February 17, 2014, 5:40 PM EST

"Dunn verdict renews call for gun reform" blares the teaser headline for the number one item in the lightbox at MSNBC.com.

The corresponding story by Michele Richinick was front-loaded with calls from liberal activists to exploit the outcome of a murder trial to promote an effort to repeal Florida's Stand Your Ground law, which was not even invoked as a defense in the recently-concluded trial of Michael Dunn (emphasis mine):

February 16, 2014, 4:00 PM EST

Updated [Feb. 18]: Groupon admits it was all a publicity stunt which "was in line with our brand and sense of humor." All the same, the underlying dreadful command of U.S. history and civics by far too many Americans is not all that funny. | While the term "dead presidents" is often used as slang for greenbacks, there are men honored on U.S. currency who never were president. Benjamin Franklin and Alexander Hamilton come to mind.

But when confronted about an historical error in a press release regarding a President's Day weekend Groupon deal, apparently a spokesman for the company thinks that, well, if Hamilton were president or not is simply a matter of opinion, not fact. Hat tip to Yahoo! News's political writer Chris Moody for this gem (see embed below page break):

February 14, 2014, 6:25 PM EST

It's a midterm election year and MSNBC needs to do its best to whip up fear and loathing in the Democratic base, preferably with some racial angle involved. What better convenient villain than Chief Justice John Roberts and the conservative wing of the Supreme Court.

Enter Zachary Roth's February 14 msnbc.com article, "Voter ID cases could let John Roberts destroy Voting Rights Act," which laid out a scenario where the Voting Rights Act could be restricted if the right case worked its way up to the court (emphasis mine):

February 14, 2014, 1:02 PM EST

Yesterday a federal district judge in Virginia invalidated the state's constitutional provision defining marriage as an institution between a man and a woman. The judge immediately stayed her decision until such time as an appeals panel could affirm or reverse it, but naturally the broadcast networks -- ABC, CBS, and NBC -- all covered the development today on their respective morning programs.

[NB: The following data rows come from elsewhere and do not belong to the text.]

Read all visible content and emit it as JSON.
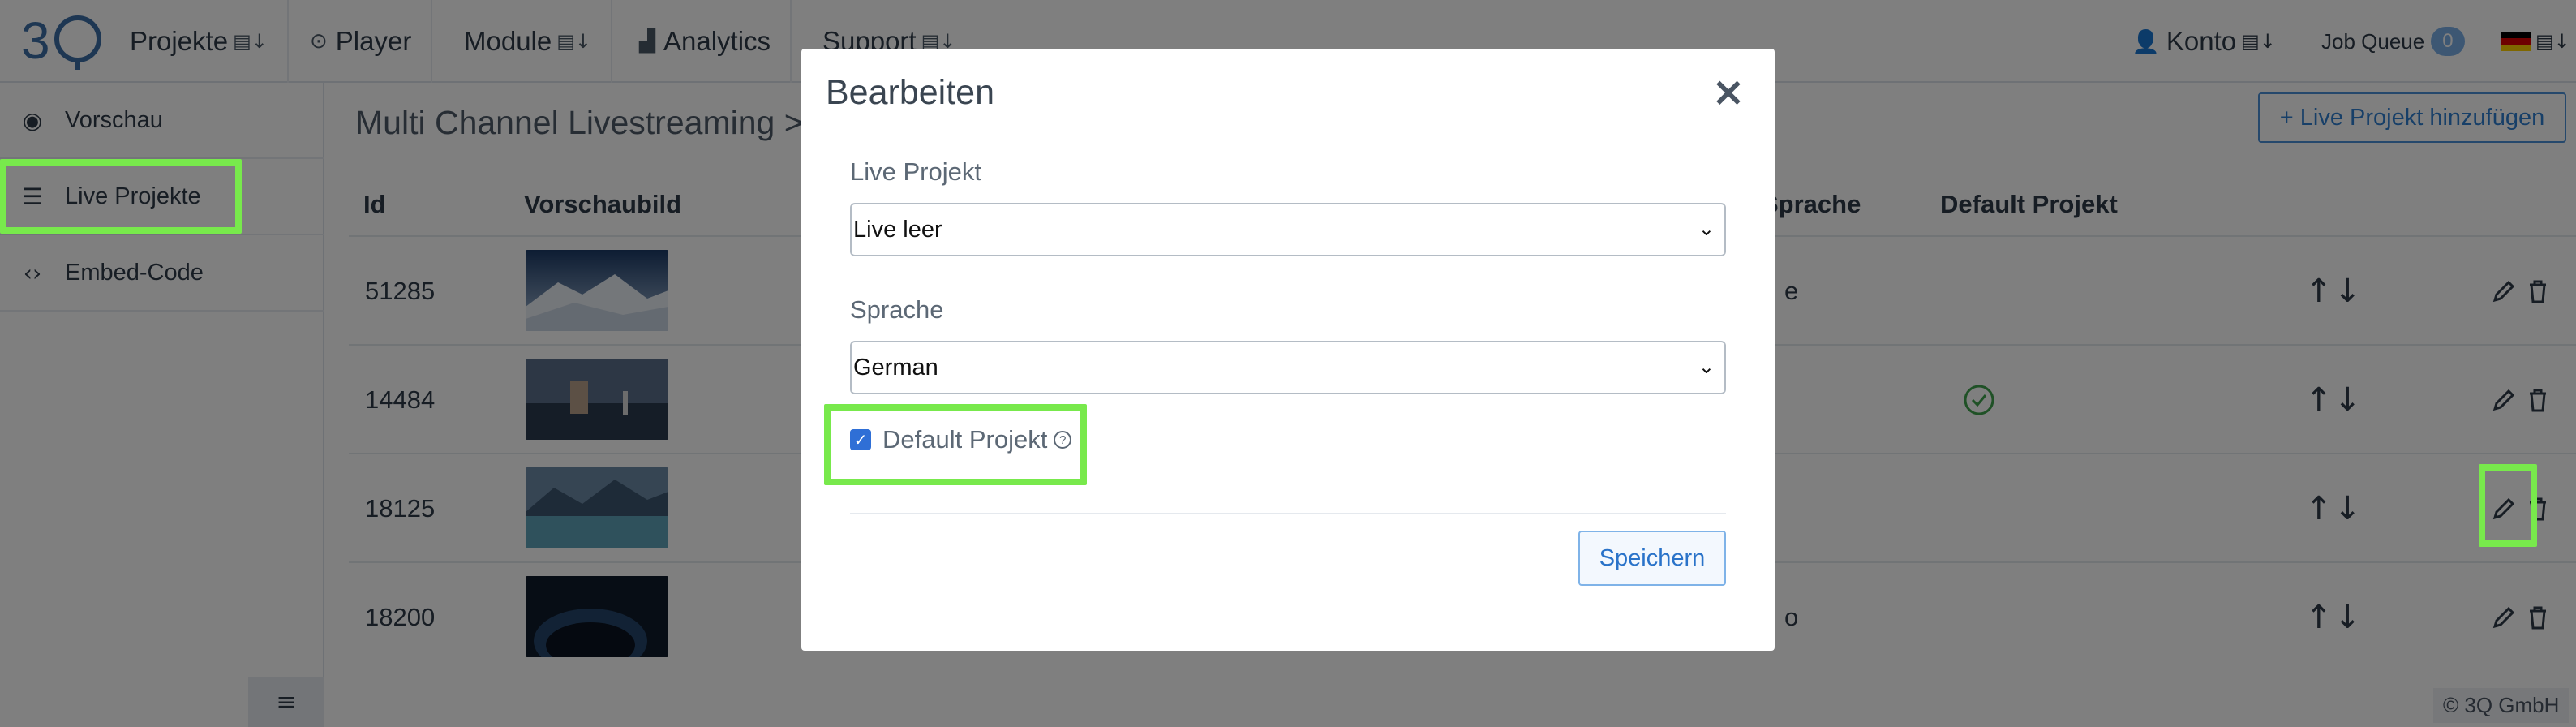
{
  "nav": {
    "projects": "Projekte",
    "player": "Player",
    "modules": "Module",
    "analytics": "Analytics",
    "support": "Support",
    "account": "Konto",
    "job_queue": "Job Queue",
    "job_queue_count": "0",
    "sort_glyph": "⇩"
  },
  "sidebar": {
    "items": [
      {
        "label": "Vorschau",
        "icon": "eye-icon"
      },
      {
        "label": "Live Projekte",
        "icon": "list-icon"
      },
      {
        "label": "Embed-Code",
        "icon": "code-icon"
      }
    ]
  },
  "main": {
    "breadcrumb": "Multi Channel Livestreaming >",
    "add_button": "+ Live Projekt hinzufügen",
    "columns": {
      "id": "Id",
      "thumbnail": "Vorschaubild",
      "language": "Sprache",
      "default": "Default Projekt"
    },
    "rows": [
      {
        "id": "51285",
        "lang_fragment": "e",
        "is_default": false
      },
      {
        "id": "14484",
        "lang_fragment": "",
        "is_default": true
      },
      {
        "id": "18125",
        "lang_fragment": "",
        "is_default": false
      },
      {
        "id": "18200",
        "lang_fragment": "o",
        "is_default": false
      }
    ],
    "footer": "© 3Q GmbH"
  },
  "modal": {
    "title": "Bearbeiten",
    "close": "×",
    "live_project_label": "Live Projekt",
    "live_project_value": "Live leer",
    "language_label": "Sprache",
    "language_value": "German",
    "default_checkbox_label": "Default Projekt",
    "default_checked": true,
    "save_button": "Speichern"
  },
  "colors": {
    "accent": "#2f7fd1",
    "highlight": "#78e94c",
    "success": "#3fa34d"
  }
}
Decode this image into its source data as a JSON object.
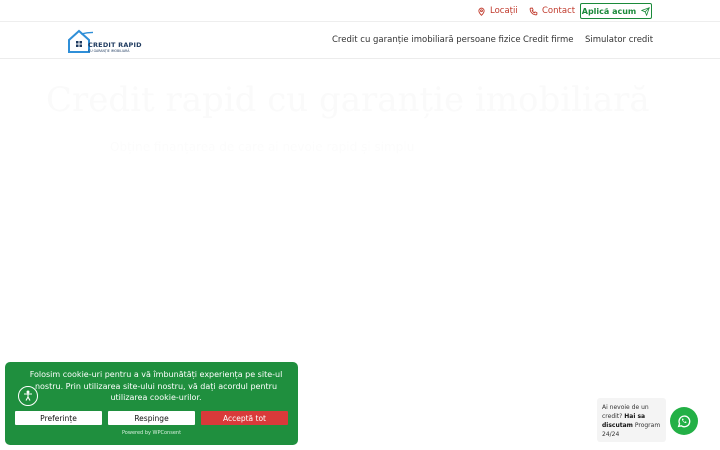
{
  "topbar": {
    "locations_label": "Locații",
    "contact_label": "Contact",
    "apply_label": "Aplică acum"
  },
  "navbar": {
    "logo_text": "CREDIT RAPID",
    "logo_subtext": "CU GARANȚIE IMOBILIARĂ",
    "links": [
      "Credit cu garanție imobiliară persoane fizice",
      "Credit firme",
      "Simulator credit"
    ]
  },
  "hero": {
    "title": "Credit rapid cu garanție imobiliară",
    "subtitle": "Obține finanțarea de care ai nevoie rapid și simplu"
  },
  "cookie_banner": {
    "message": "Folosim cookie-uri pentru a vă îmbunătăți experiența pe site-ul nostru. Prin utilizarea site-ului nostru, vă dați acordul pentru utilizarea cookie-urilor.",
    "preferences_label": "Preferințe",
    "reject_label": "Respinge",
    "accept_label": "Acceptă tot",
    "powered_by": "Powered by  WPConsent"
  },
  "whatsapp": {
    "line1": "Ai nevoie de un credit?",
    "bold": "Hai sa discutam",
    "line2": "Program 24/24"
  },
  "colors": {
    "accent_red": "#c0392b",
    "brand_green": "#1f8f3e",
    "whatsapp_green": "#23b046",
    "logo_blue": "#1e3a5f"
  }
}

But another federal court, this one in San Francisco and infamous for its leftist leanings, handed down another ruling Thursday which passed unreported on the Friday editions of Today, Good Morning America, and CBS This Morning. That decision was one striking down California's overly-restrictive concealed-carry gun law. Reported Bob Egelko of SFGate.com (h/t Human Events; emphasis mine):